[About this exercise] Return the records verbatim.

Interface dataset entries
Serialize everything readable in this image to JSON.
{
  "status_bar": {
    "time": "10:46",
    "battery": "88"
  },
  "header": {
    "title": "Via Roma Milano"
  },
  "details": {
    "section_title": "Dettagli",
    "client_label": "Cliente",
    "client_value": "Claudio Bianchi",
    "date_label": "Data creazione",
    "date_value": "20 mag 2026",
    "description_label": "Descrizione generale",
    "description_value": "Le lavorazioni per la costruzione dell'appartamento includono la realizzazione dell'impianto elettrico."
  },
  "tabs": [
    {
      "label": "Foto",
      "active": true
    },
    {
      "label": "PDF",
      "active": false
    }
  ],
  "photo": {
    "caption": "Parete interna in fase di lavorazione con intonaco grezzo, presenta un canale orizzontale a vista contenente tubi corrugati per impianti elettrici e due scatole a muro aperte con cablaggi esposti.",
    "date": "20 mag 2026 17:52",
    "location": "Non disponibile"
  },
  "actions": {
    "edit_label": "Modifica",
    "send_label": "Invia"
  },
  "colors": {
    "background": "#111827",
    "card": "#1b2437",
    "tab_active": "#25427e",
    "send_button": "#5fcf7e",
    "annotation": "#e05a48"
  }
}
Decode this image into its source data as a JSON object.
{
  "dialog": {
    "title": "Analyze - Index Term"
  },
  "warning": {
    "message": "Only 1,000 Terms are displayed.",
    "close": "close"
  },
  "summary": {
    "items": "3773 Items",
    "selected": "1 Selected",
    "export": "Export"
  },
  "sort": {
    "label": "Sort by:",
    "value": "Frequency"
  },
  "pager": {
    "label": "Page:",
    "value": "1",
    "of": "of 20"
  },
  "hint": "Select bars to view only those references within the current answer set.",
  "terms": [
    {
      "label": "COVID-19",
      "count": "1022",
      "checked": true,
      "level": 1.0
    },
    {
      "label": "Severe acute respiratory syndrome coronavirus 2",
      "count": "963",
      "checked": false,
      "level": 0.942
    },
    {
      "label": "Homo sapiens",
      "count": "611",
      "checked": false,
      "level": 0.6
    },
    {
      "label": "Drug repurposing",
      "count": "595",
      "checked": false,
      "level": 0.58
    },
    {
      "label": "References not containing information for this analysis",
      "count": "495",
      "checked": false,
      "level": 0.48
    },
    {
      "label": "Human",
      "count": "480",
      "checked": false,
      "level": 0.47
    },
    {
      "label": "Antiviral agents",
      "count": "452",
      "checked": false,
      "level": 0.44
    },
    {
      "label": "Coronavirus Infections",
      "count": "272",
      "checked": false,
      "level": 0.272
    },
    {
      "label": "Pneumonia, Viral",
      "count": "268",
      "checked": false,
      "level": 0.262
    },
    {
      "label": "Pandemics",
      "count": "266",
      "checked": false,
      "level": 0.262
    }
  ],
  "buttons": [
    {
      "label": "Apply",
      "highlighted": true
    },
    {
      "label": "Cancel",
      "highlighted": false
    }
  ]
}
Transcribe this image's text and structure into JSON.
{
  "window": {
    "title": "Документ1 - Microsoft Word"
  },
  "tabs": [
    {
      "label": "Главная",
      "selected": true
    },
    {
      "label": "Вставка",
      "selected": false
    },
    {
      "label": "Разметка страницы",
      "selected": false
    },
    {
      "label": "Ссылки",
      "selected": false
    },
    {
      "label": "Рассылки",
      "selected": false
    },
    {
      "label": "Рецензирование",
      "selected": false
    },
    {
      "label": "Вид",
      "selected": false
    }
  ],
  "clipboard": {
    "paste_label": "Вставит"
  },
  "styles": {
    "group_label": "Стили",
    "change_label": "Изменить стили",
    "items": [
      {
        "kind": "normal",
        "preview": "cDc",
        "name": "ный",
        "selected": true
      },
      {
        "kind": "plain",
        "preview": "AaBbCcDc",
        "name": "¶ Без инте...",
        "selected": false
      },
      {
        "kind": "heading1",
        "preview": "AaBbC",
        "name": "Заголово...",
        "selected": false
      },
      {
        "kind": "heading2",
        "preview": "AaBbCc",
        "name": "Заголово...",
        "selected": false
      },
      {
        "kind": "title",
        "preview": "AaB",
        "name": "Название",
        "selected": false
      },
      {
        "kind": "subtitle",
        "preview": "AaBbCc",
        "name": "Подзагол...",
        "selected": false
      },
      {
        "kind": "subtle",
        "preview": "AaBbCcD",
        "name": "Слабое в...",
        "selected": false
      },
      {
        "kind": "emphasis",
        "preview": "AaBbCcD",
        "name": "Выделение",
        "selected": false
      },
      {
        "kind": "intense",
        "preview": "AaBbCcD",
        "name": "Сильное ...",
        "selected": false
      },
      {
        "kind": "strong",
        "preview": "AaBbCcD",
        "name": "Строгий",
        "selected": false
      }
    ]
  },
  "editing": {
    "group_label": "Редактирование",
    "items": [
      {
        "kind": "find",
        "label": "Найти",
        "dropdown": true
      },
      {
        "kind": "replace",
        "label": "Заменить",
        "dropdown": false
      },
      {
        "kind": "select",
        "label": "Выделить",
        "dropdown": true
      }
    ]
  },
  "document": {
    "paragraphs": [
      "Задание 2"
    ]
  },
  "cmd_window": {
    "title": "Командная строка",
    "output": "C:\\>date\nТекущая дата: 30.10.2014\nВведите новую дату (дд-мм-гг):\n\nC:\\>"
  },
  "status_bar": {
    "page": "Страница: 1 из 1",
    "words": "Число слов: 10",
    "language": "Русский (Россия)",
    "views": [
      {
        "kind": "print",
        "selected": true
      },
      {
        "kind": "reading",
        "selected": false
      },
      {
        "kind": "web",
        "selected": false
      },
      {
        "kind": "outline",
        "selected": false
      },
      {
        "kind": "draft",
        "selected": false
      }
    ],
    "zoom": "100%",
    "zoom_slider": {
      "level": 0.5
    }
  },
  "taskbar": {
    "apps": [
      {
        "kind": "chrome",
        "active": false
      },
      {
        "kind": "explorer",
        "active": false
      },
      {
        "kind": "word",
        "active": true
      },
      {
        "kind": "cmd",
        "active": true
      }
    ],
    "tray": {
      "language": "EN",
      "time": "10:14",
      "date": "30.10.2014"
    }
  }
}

[Task response]
Serialize everything readable in this image to JSON.
{
  "status_bar": {
    "time": "10:46",
    "battery": "88"
  },
  "header": {
    "title": "Via Roma Milano"
  },
  "details": {
    "section_title": "Dettagli",
    "client_label": "Cliente",
    "client_value": "Claudio Bianchi",
    "date_label": "Data creazione",
    "date_value": "20 mag 2026",
    "description_label": "Descrizione generale",
    "description_value": "Le lavorazioni per la costruzione dell'appartamento includono la realizzazione dell'impianto elettrico."
  },
  "tabs": [
    {
      "label": "Foto",
      "active": true
    },
    {
      "label": "PDF",
      "active": false
    }
  ],
  "photo": {
    "caption": "Parete interna in fase di lavorazione con intonaco grezzo, presenta un canale orizzontale a vista contenente tubi corrugati per impianti elettrici e due scatole a muro aperte con cablaggi esposti.",
    "date": "20 mag 2026 17:52",
    "location": "Non disponibile"
  },
  "actions": {
    "edit_label": "Modifica",
    "send_label": "Invia"
  },
  "colors": {
    "background": "#111827",
    "card": "#1b2437",
    "tab_active": "#25427e",
    "send_button": "#5fcf7e",
    "annotation": "#e05a48"
  }
}
Decode this image into its source data as a JSON object.
{
  "dialog": {
    "title": "Analyze - Index Term"
  },
  "warning": {
    "message": "Only 1,000 Terms are displayed.",
    "close": "close"
  },
  "summary": {
    "items": "3773 Items",
    "selected": "1 Selected",
    "export": "Export"
  },
  "sort": {
    "label": "Sort by:",
    "value": "Frequency"
  },
  "pager": {
    "label": "Page:",
    "value": "1",
    "of": "of 20"
  },
  "hint": "Select bars to view only those references within the current answer set.",
  "terms": [
    {
      "label": "COVID-19",
      "count": "1022",
      "checked": true,
      "level": 1.0
    },
    {
      "label": "Severe acute respiratory syndrome coronavirus 2",
      "count": "963",
      "checked": false,
      "level": 0.942
    },
    {
      "label": "Homo sapiens",
      "count": "611",
      "checked": false,
      "level": 0.6
    },
    {
      "label": "Drug repurposing",
      "count": "595",
      "checked": false,
      "level": 0.58
    },
    {
      "label": "References not containing information for this analysis",
      "count": "495",
      "checked": false,
      "level": 0.48
    },
    {
      "label": "Human",
      "count": "480",
      "checked": false,
      "level": 0.47
    },
    {
      "label": "Antiviral agents",
      "count": "452",
      "checked": false,
      "level": 0.44
    },
    {
      "label": "Coronavirus Infections",
      "count": "272",
      "checked": false,
      "level": 0.272
    },
    {
      "label": "Pneumonia, Viral",
      "count": "268",
      "checked": false,
      "level": 0.262
    },
    {
      "label": "Pandemics",
      "count": "266",
      "checked": false,
      "level": 0.262
    }
  ],
  "buttons": [
    {
      "label": "Apply",
      "highlighted": true
    },
    {
      "label": "Cancel",
      "highlighted": false
    }
  ]
}
Transcribe this image's text and structure into JSON.
{
  "window": {
    "title": "Документ1 - Microsoft Word"
  },
  "tabs": [
    {
      "label": "Главная",
      "selected": true
    },
    {
      "label": "Вставка",
      "selected": false
    },
    {
      "label": "Разметка страницы",
      "selected": false
    },
    {
      "label": "Ссылки",
      "selected": false
    },
    {
      "label": "Рассылки",
      "selected": false
    },
    {
      "label": "Рецензирование",
      "selected": false
    },
    {
      "label": "Вид",
      "selected": false
    }
  ],
  "clipboard": {
    "paste_label": "Вставит"
  },
  "styles": {
    "group_label": "Стили",
    "change_label": "Изменить стили",
    "items": [
      {
        "kind": "normal",
        "preview": "cDc",
        "name": "ный",
        "selected": true
      },
      {
        "kind": "plain",
        "preview": "AaBbCcDc",
        "name": "¶ Без инте...",
        "selected": false
      },
      {
        "kind": "heading1",
        "preview": "AaBbC",
        "name": "Заголово...",
        "selected": false
      },
      {
        "kind": "heading2",
        "preview": "AaBbCc",
        "name": "Заголово...",
        "selected": false
      },
      {
        "kind": "title",
        "preview": "AaB",
        "name": "Название",
        "selected": false
      },
      {
        "kind": "subtitle",
        "preview": "AaBbCc",
        "name": "Подзагол...",
        "selected": false
      },
      {
        "kind": "subtle",
        "preview": "AaBbCcD",
        "name": "Слабое в...",
        "selected": false
      },
      {
        "kind": "emphasis",
        "preview": "AaBbCcD",
        "name": "Выделение",
        "selected": false
      },
      {
        "kind": "intense",
        "preview": "AaBbCcD",
        "name": "Сильное ...",
        "selected": false
      },
      {
        "kind": "strong",
        "preview": "AaBbCcD",
        "name": "Строгий",
        "selected": false
      }
    ]
  },
  "editing": {
    "group_label": "Редактирование",
    "items": [
      {
        "kind": "find",
        "label": "Найти",
        "dropdown": true
      },
      {
        "kind": "replace",
        "label": "Заменить",
        "dropdown": false
      },
      {
        "kind": "select",
        "label": "Выделить",
        "dropdown": true
      }
    ]
  },
  "document": {
    "paragraphs": [
      "Задание 2"
    ]
  },
  "cmd_window": {
    "title": "Командная строка",
    "output": "C:\\>date\nТекущая дата: 30.10.2014\nВведите новую дату (дд-мм-гг):\n\nC:\\>"
  },
  "status_bar": {
    "page": "Страница: 1 из 1",
    "words": "Число слов: 10",
    "language": "Русский (Россия)",
    "views": [
      {
        "kind": "print",
        "selected": true
      },
      {
        "kind": "reading",
        "selected": false
      },
      {
        "kind": "web",
        "selected": false
      },
      {
        "kind": "outline",
        "selected": false
      },
      {
        "kind": "draft",
        "selected": false
      }
    ],
    "zoom": "100%",
    "zoom_slider": {
      "level": 0.5
    }
  },
  "taskbar": {
    "apps": [
      {
        "kind": "chrome",
        "active": false
      },
      {
        "kind": "explorer",
        "active": false
      },
      {
        "kind": "word",
        "active": true
      },
      {
        "kind": "cmd",
        "active": true
      }
    ],
    "tray": {
      "language": "EN",
      "time": "10:14",
      "date": "30.10.2014"
    }
  }
}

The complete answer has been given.